Think about this part like a flow chart. Sometimes we begin with what we want students to know at the end of the lesson. Often, this is dictated by standards. But, students are not driven by standards! They think more about what they have to do, and how it relates to their lives, than what they need to know. This is where it’s so important to personalize.
This is something you can easily do when you get to know your students. In fact, this is one of the best parts about being a teacher. You get to decide! Use this opportunity to tweak what you do to make it work for YOUR students.
You likely know what has worked (and what hasn’t) before, so personalize for more effective understanding overall. For instance, in elementary school science, students study the life cycle of a plant. You need to teach kids each stage, like seed, seedling, flower, and fruit. This also includes learning key vocabulary words.
But it doesn’t have be a boring vocabulary lesson. You can easily adjust how you teach it by adjusting what type of plant you show or reference. There are many ways to make things more personalized and culturally relevant to your students. You can still get in your vocabulary lesson and make it interesting for students at the same time. This variation is good instructional design! Plus, students can tell when their teachers have tailored a lesson to their interests, and it makes them much more eager to learn.
Plan in place? Use materials students will love.
The development of materials is distinct from the lesson plan design in that it is intended for student use. Innovative, immersive, and interesting materials bring the instructional design to life. Students get tired of the same ol’ stuff.
Materials include manipulatives, media, technology tools, worksheets, and anything else you can create or find to help you teach the curriculum. The more relevant and interactive, the more motivating it is for students.
For geography or history, you might create a map. Depending on your learners’ prior experience and preferred learning style, these maps might be made of felt and Velcro for a tactile, reusable experience.
Like the video from above explains, a lesson with language learning could also include media that allow learners to hear and see new vocabulary through the eyes of characters. Media-rich lessons capture and retain student interest, especially when the context is right. This doesn’t mean you have to search far and wide to find good material. You probably already have some excellent resources right at your fingertips. Find those good materials that students will respond to and put them to work.
After the lesson, make sure it worked.
This step is important for so many reasons. First, we can tell if the students have achieved synthesis! Have they, can they, put it all together? Did they truly learn and assimilate the information into their lives?
Assessing students lets us know not only if they learned but if we effectively taught! In addition to analyzing student data, we should reflect on our own experiences and revise our plans and materials to make it better.
In teaching upper high-school writing and research, I always check for proper citations to determine if I explained both when AND how to cite. If I notice a consistent mistake, I may add a deductive lesson based on that idea. When you take time to reflect on what does and doesn’t work, it makes you a better teacher.
But what if it didn’t or isn’t working?

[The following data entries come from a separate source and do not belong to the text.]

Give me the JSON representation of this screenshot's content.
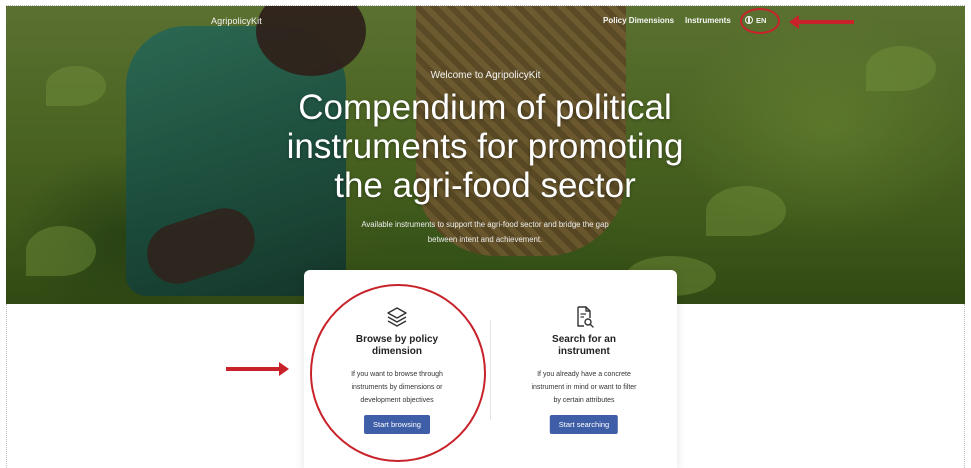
{
  "header": {
    "brand": "AgripolicyKit",
    "nav": {
      "dimensions": "Policy Dimensions",
      "instruments": "Instruments",
      "language": "EN"
    }
  },
  "hero": {
    "welcome": "Welcome to AgripolicyKit",
    "title_line1": "Compendium of political",
    "title_line2": "instruments for promoting",
    "title_line3": "the agri-food sector",
    "subtitle_line1": "Available instruments to support the agri-food sector and bridge the gap",
    "subtitle_line2": "between intent and achievement."
  },
  "options": [
    {
      "icon": "layers-icon",
      "title_line1": "Browse by policy",
      "title_line2": "dimension",
      "desc_line1": "If you want to browse through",
      "desc_line2": "instruments by dimensions or",
      "desc_line3": "development objectives",
      "button": "Start browsing"
    },
    {
      "icon": "document-search-icon",
      "title_line1": "Search for an",
      "title_line2": "instrument",
      "desc_line1": "If you already have a concrete",
      "desc_line2": "instrument in mind or want to filter",
      "desc_line3": "by certain attributes",
      "button": "Start searching"
    }
  ],
  "colors": {
    "accent_button": "#3f5ea8",
    "annotation_red": "#c8222a"
  }
}
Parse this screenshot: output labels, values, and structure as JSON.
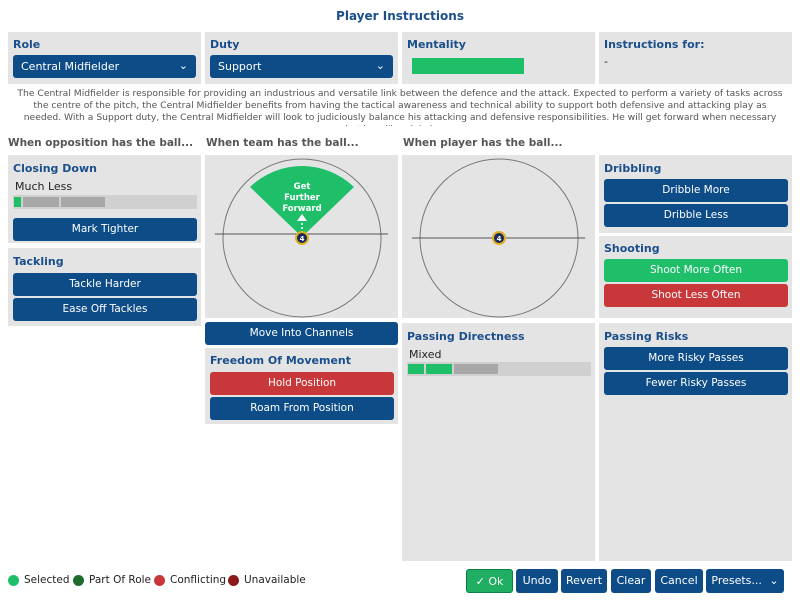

Good instructional design is never complete. If a lesson is floundering, determine if it is the lesson itself or the materials causing the difficulty. Use a variety of resources on a topic and make sure they align with your desired outcomes of students’ cultural context. Don’t give up and keep evolving your approach. Your classroom and your students will excel.
Vista Higher Learning uses instructional design in all of their books and curriculum. To learn more about their approach, check out their website.